=== THE PROBLEM ===
Every record, apart from its pictures, should be repeated exactly.

Start of Block

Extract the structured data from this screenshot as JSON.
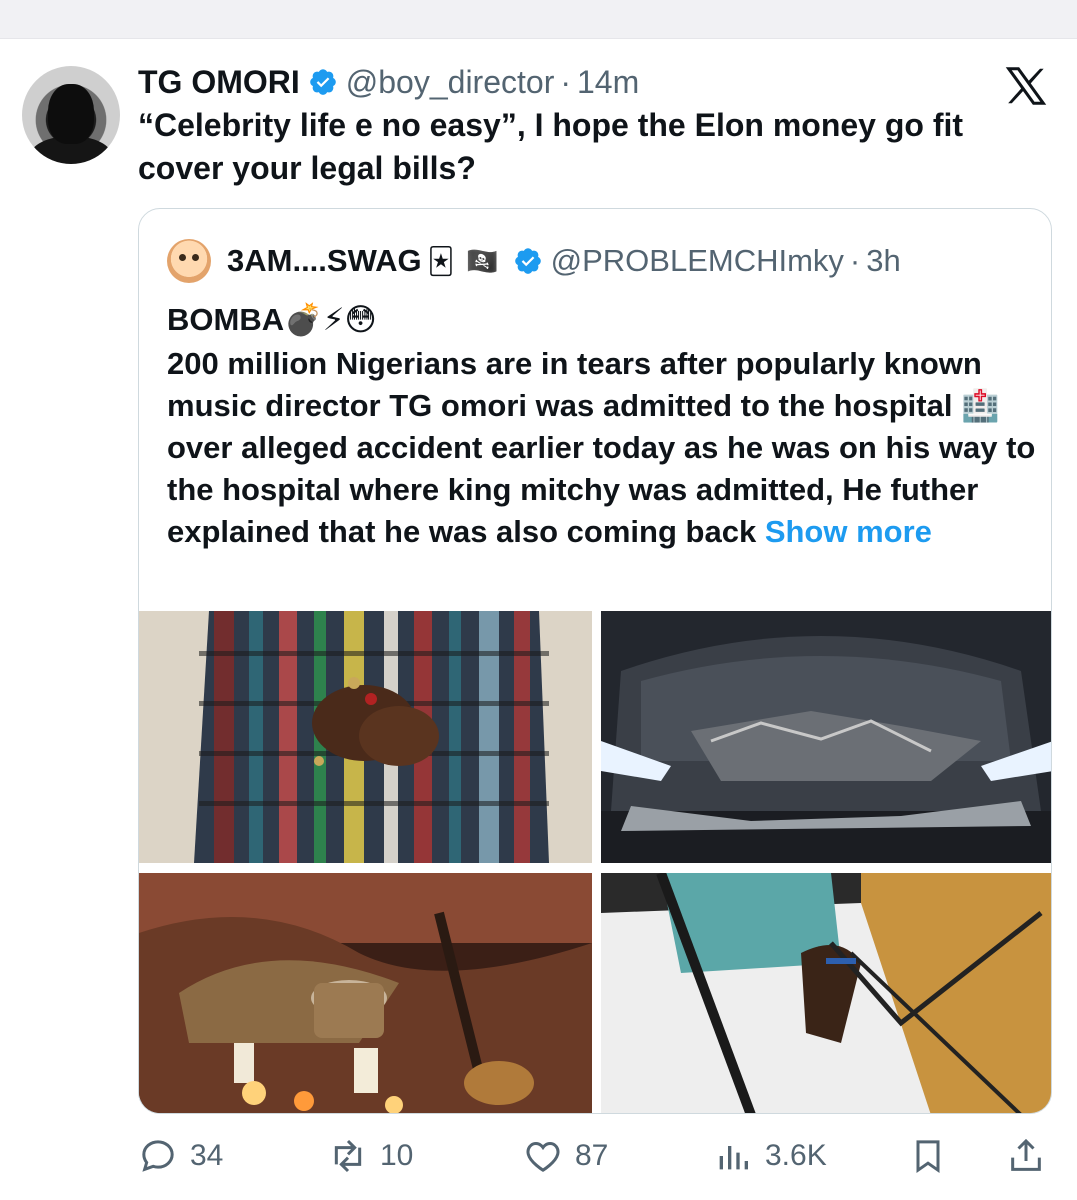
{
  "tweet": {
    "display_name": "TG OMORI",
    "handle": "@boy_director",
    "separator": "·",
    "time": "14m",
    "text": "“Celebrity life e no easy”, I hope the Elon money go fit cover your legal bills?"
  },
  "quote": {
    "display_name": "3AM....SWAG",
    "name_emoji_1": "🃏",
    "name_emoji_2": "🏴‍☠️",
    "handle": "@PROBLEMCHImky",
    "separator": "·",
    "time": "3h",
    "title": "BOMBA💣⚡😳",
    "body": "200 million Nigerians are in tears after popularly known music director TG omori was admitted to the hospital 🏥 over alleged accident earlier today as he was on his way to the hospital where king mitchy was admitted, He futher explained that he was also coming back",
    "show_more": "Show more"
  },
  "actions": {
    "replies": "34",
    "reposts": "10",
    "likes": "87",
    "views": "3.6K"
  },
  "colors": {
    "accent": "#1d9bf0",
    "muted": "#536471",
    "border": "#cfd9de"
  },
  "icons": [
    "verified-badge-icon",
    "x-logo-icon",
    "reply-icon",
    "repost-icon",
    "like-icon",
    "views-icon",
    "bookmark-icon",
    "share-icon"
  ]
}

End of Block

=== RESPONSE AREA ===
Extract the structured data from this screenshot as JSON.
{
  "tweet": {
    "display_name": "TG OMORI",
    "handle": "@boy_director",
    "separator": "·",
    "time": "14m",
    "text": "“Celebrity life e no easy”, I hope the Elon money go fit cover your legal bills?"
  },
  "quote": {
    "display_name": "3AM....SWAG",
    "name_emoji_1": "🃏",
    "name_emoji_2": "🏴‍☠️",
    "handle": "@PROBLEMCHImky",
    "separator": "·",
    "time": "3h",
    "title": "BOMBA💣⚡😳",
    "body": "200 million Nigerians are in tears after popularly known music director TG omori was admitted to the hospital 🏥 over alleged accident earlier today as he was on his way to the hospital where king mitchy was admitted, He futher explained that he was also coming back",
    "show_more": "Show more"
  },
  "actions": {
    "replies": "34",
    "reposts": "10",
    "likes": "87",
    "views": "3.6K"
  },
  "colors": {
    "accent": "#1d9bf0",
    "muted": "#536471",
    "border": "#cfd9de"
  },
  "icons": [
    "verified-badge-icon",
    "x-logo-icon",
    "reply-icon",
    "repost-icon",
    "like-icon",
    "views-icon",
    "bookmark-icon",
    "share-icon"
  ]
}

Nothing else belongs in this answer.